It seems strange, but to be able to accept and control your fears, you first have to let your thoughts run wild out of control.
3. “And THEN what?” Huh?  This is the kicker.  You see, many of us catastrophize fears and leave it at that.  By asking and answering this final question you become aware that life always goes on.  No matter what you do, there will always…always…be future options and decisions.
Even if the worst things occur (which they won’t) you will still have alternatives…if you allow yourself to consider them.  Granted, you might be disappointed and even discouraged.  But life always goes on.  The answer to this question revolves around the fact that you will go on.
So you might say, “If my fear comes to reality and these horrendous things occur, I will be disappointed AND I will go on.  Life does not always unfold as dreamed or planned, and I will adapt.  I will play the hand I’m dealt.”  But wait a minute…this stuff won’t happen.  The best way to ensure those fears will never materialize is to do the things I can control and play to my strengths.  Relax, have fun with the game, and laugh at the absurdity of my fears.  Whew!  And then what?  Let’s go on to the next tee.
Ask and answer these three questions.  This process might take longer than you think.  After you have developed your answers actively confront your fears.  Without putting yourself down in the process (such as, “You such a scared wimp”), address them.  Keep on repeating your answers to the above questions.  Shrug your shoulders, say “What the heck,” and throw yourself into the next performance.  Even laughing at yourself is a way of confronting and then releasing your fears.  Indeed, it is an essential battle of who has control over you:  your fears or yourself.
As you learn how to control, channel, and transform your fears,
might become amazed at how much energy you were diverting to feeding those fears.  You will discover how quickly these fears dissipate.  You will also then free yourself up.  Playing within yourself, staying out of your way, and true confidence are all grounded in transforming your fears.  Indeed,  there is true personal power in being in control of your fears.
What are you afraid of?  What’s the worst thing that can happen?  And then what?  Stop cowering and answer these questions.  You will then become like the metaphorical swashbuckler who places his hands on his hips an laughs at his fears.  “Ha!  Bring ’em on!”

==========================================================

“Do you really want to listen to someone who actually makes sense about this crazy game?

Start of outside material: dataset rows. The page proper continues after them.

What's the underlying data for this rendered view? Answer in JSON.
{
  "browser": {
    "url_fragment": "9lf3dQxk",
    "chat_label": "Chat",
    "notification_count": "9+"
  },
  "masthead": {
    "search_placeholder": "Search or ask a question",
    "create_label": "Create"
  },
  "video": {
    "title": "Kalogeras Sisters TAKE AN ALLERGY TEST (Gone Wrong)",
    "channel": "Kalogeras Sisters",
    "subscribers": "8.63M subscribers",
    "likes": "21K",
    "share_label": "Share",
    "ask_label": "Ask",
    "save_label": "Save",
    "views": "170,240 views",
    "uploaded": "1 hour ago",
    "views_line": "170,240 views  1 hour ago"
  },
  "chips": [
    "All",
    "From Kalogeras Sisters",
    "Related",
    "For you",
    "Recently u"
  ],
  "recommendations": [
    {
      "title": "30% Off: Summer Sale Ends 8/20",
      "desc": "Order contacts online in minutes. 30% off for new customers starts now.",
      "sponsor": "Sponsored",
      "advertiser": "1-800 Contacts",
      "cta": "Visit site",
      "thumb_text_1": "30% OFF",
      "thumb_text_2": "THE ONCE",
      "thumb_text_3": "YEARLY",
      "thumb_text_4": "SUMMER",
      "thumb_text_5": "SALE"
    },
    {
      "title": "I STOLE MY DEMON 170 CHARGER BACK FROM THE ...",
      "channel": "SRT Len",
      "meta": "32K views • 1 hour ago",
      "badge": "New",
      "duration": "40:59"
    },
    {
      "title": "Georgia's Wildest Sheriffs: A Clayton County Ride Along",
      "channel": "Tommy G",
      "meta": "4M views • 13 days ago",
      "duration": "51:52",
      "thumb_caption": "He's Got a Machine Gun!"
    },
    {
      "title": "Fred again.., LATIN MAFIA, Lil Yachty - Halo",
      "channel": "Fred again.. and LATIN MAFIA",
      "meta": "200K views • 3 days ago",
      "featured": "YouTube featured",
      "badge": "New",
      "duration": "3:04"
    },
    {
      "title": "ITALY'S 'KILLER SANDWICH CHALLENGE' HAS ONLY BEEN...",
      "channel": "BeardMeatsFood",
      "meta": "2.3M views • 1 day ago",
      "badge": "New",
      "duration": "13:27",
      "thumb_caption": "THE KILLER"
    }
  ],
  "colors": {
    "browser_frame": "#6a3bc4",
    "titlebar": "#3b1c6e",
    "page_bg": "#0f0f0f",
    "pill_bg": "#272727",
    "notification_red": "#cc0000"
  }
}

Tom Kubistant is almost a reclusive man, but golfers who find him are always rewarded by his complete system of the mental game, his practical applications, and his everyday wisdom. Tom has been a regular contributor to my radio show since 1997. I am continually surprised at how much he knows for every playing situation. He just makes so much sense. Doc is also one of the few in his profession who strictly maintains his professional ethics regarding confidentiality with his golfers. So he cannot say who he works with. But I can! I have seen him work with his golfers at tournaments and have even interviewed a couple of them for my show. He is their secret weapon”

Vince Mastracco – Host of the nationally syndicated radio program: “Golf Talk”

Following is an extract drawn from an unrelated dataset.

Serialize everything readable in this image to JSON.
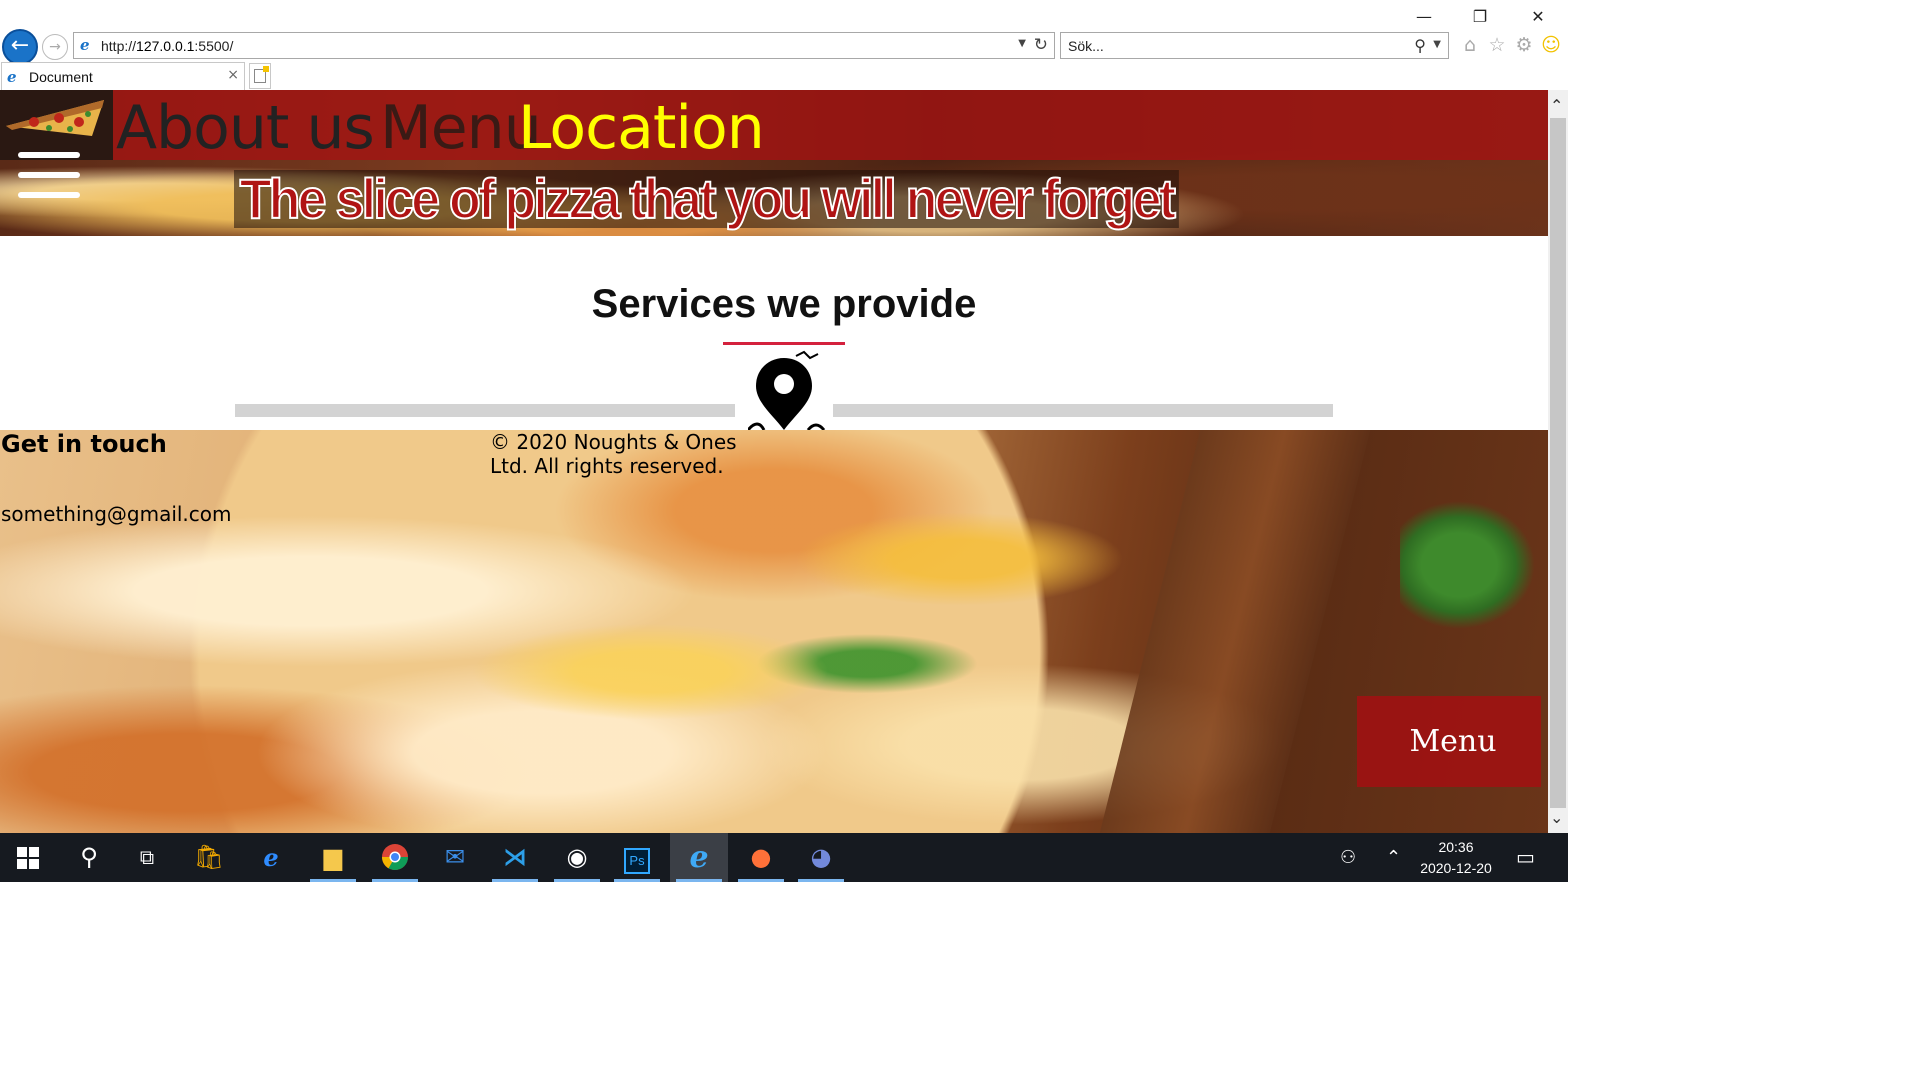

Dr. Tom Kubistant, sports psychologist has worked with world-class athletes since 1971. He is one of the most prolific writers and speakers on the mental game of golf on the planet. To take advantage of his decades of golf wizardry, visit Mind Links

golf psychologist

Author of “Performing Your Best, Links Golf, Mind Pump: The Psychology of Body Building, business and sales training audios, over 280 articles for magazines and now………Mind Links – The Psychology of Golf.

==========================================================

Copyright © 2008 Tom Kubistant
>